Only The Kingdom Of God Will Endure To The End

Tuesday of Week 34 in Ordinary Time - Cycle I

Dan. 2:31-45 & Lk. 21:5-11

King Nebuchadnezzar has a vision of a huge idol with a head of gold, chest of silver, belly of bronze, legs of iron and feet of clay – and a stone hurtles towards it and smashes the idol to pieces!

Daniel interprets these various materials as different kingdoms, all of which are replaced or brought to an end by God’s kingdom, as represented by the stone. Kingdoms and empires have turned to dust, to be blown away throughout history, while God's Kingdom remains.

This vision teaches us that all idols, indeed, have feet of clay. All human beings have limitations and faults. We should not be surprised that political leaders, cultural leaders and even Church leaders have defects, since all are touched by original sin. We should give our complete trust only to God. Only He is perfect.

This vision or dream is also an argument against the promise of evolutionary progress as though things will always become better. Here, each kingdom is followed by a weaker one as the statue goes from gold to clay. The same can happen in any organization and in the history of societies. The latest is not always the best!

Finally, God's Kingdom is the Rock. What we do for the Lord endures. Our first loyalty should be the Kingdom of God. It will outlive all regimes, all financial empires and all world powers. Its source is God. lts power comes from God. Its future is with God. This Kingdom of God resides in the hearts and lives of the People of God. Together, they form a vast and intricate network of faith, prayer and purpose that runs through time and geography. They and we are, as the Second Vatican Council taught, "the lasting and sure seed of unity, hope and salvation for the whole human race."

For the Jews, the Temple in Jerusalem was the centre of religious and cultural life. It contained the Holy of Holies, the sanctuary that once housed the Ark of the Covenant. It was a magnificent building and we are not surprised that the Apostles waxed eloquently about its beauty. But Jesus warns them that the day will arrive when it will be destroyed (as indeed it was, in 70 AD). Yet the end of the Temple will not be the end of religion. Jesus Himself will remain with us, as He does to this day, in the Eucharist. Likewise, no matter what else passes away – our parents, our church, our homes - Christ remains. That belief should fill us with confidence.
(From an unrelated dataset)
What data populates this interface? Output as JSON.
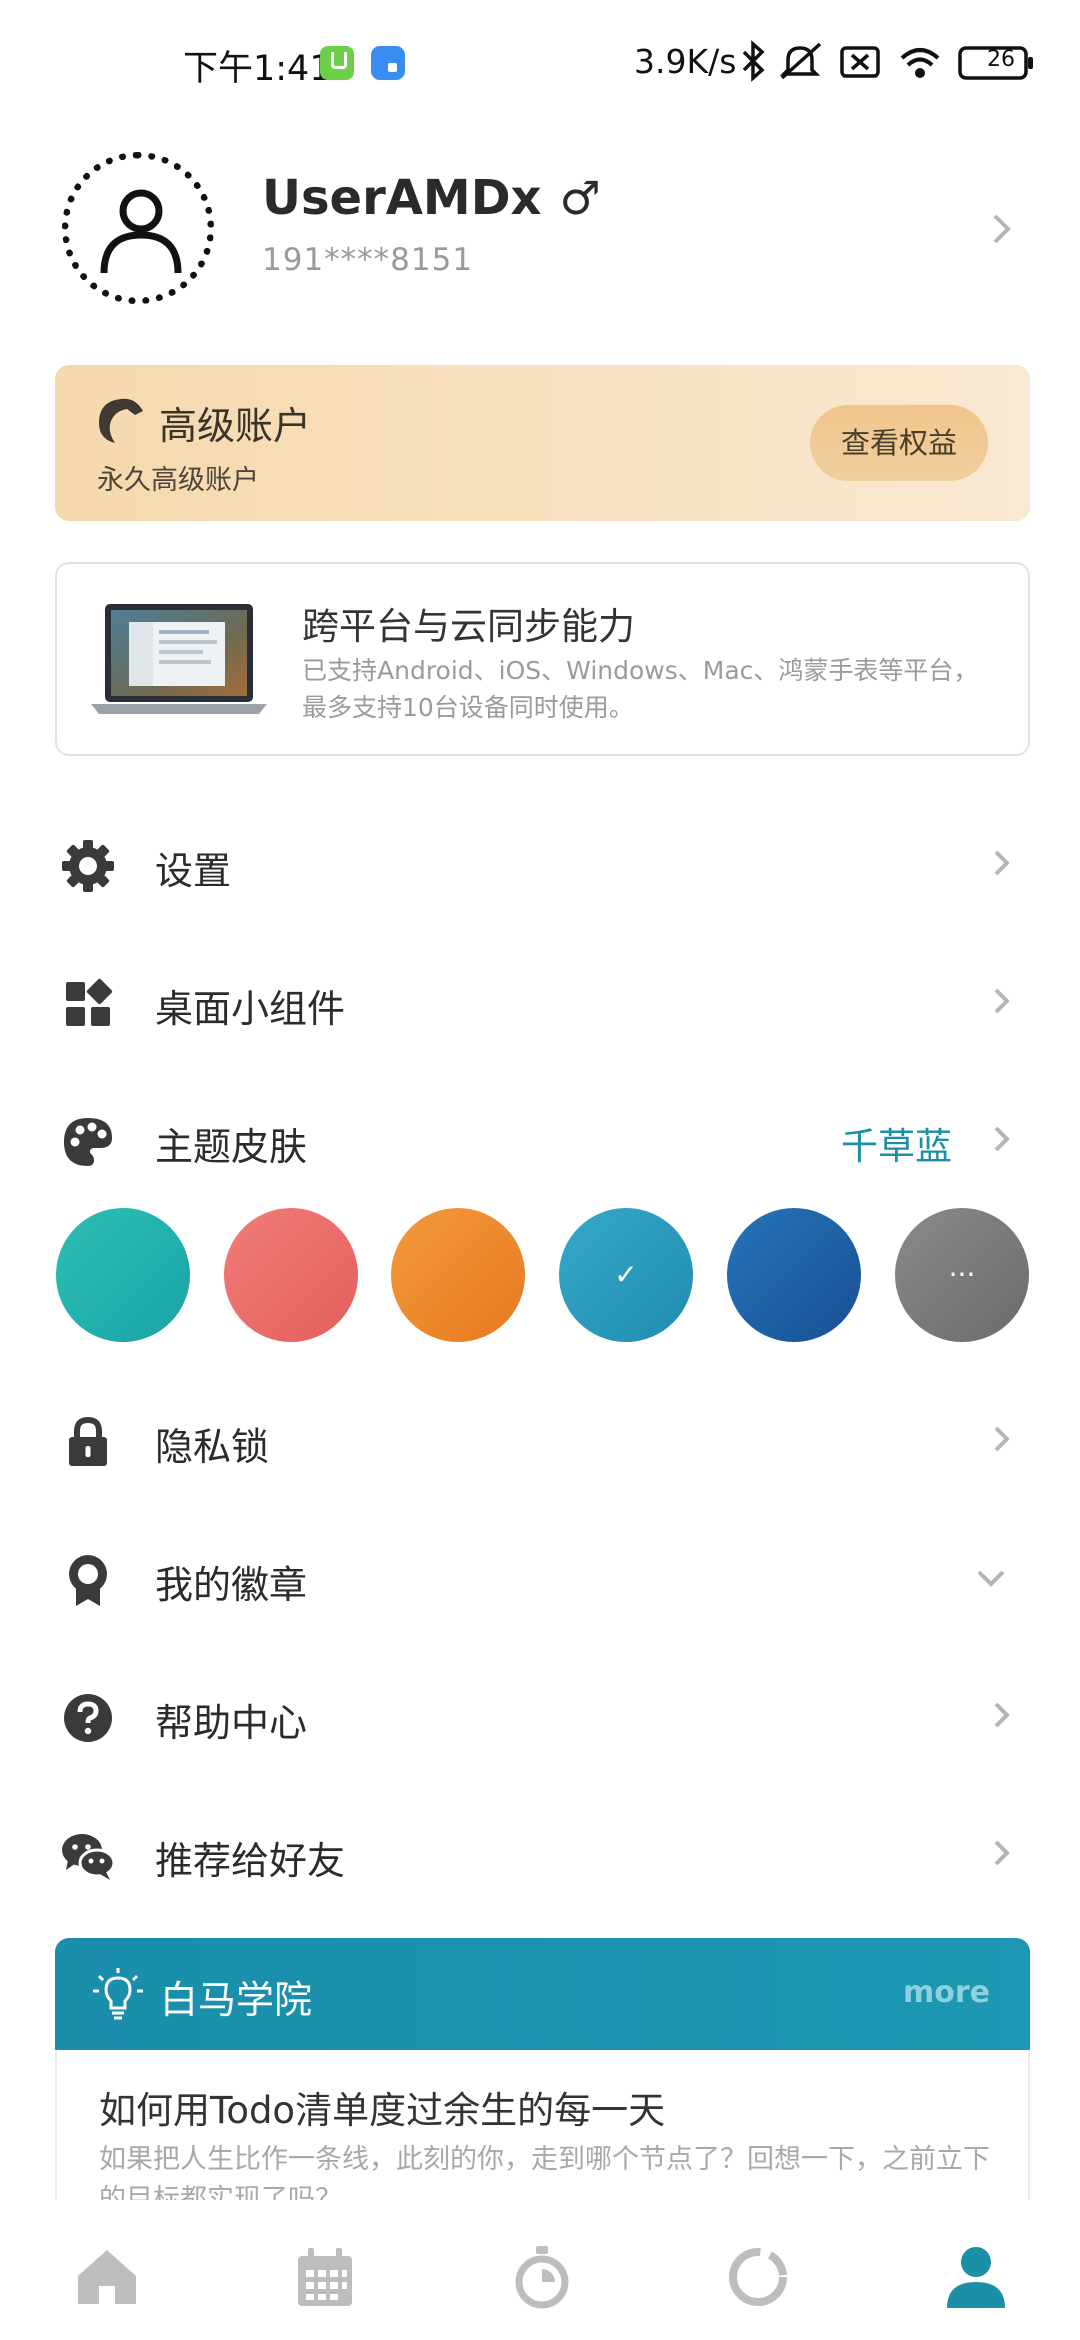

Jesus does not directly answer the question about when the Temple will be destroyed. Rather, He tries to get His listeners to focus on what is really important - their faith. Our Lord warns them not to listen to the wrong people. Throughout the course of a normal day, to whom do we listen? The news media´s instant experts? Jesus cautions us that the people we listen to might affect the quality of our lives - and the quality of our eternity. Do we judge with care which voices we should hear?

We witness tsunamis, floods, terrorist attacks, wars, abortion, euthanasia - is the world a better place today than in Jesus´ time? Our Lord was no stranger to bad news. He knew about the tower in Siloam that killed 18 people (Luke 13:4) - and He knew what awaited Him on Good Friday. Yet He always remained hopeful and encouraged the best in people. As His followers, we too must be witnesses to hope. We need to brighten the lives of those around us. More importantly we need to remind others that God will win in the end. "Good, not evil, has the last word," Saint Pope John Paul II said in 2001. "God triumphs over the hostile powers, even when they seem great and invincible.”

Lord Jesus, we know that You will win in the end. If only our hearts would believe that, too! Let our lives at every moment show that kind of optimism.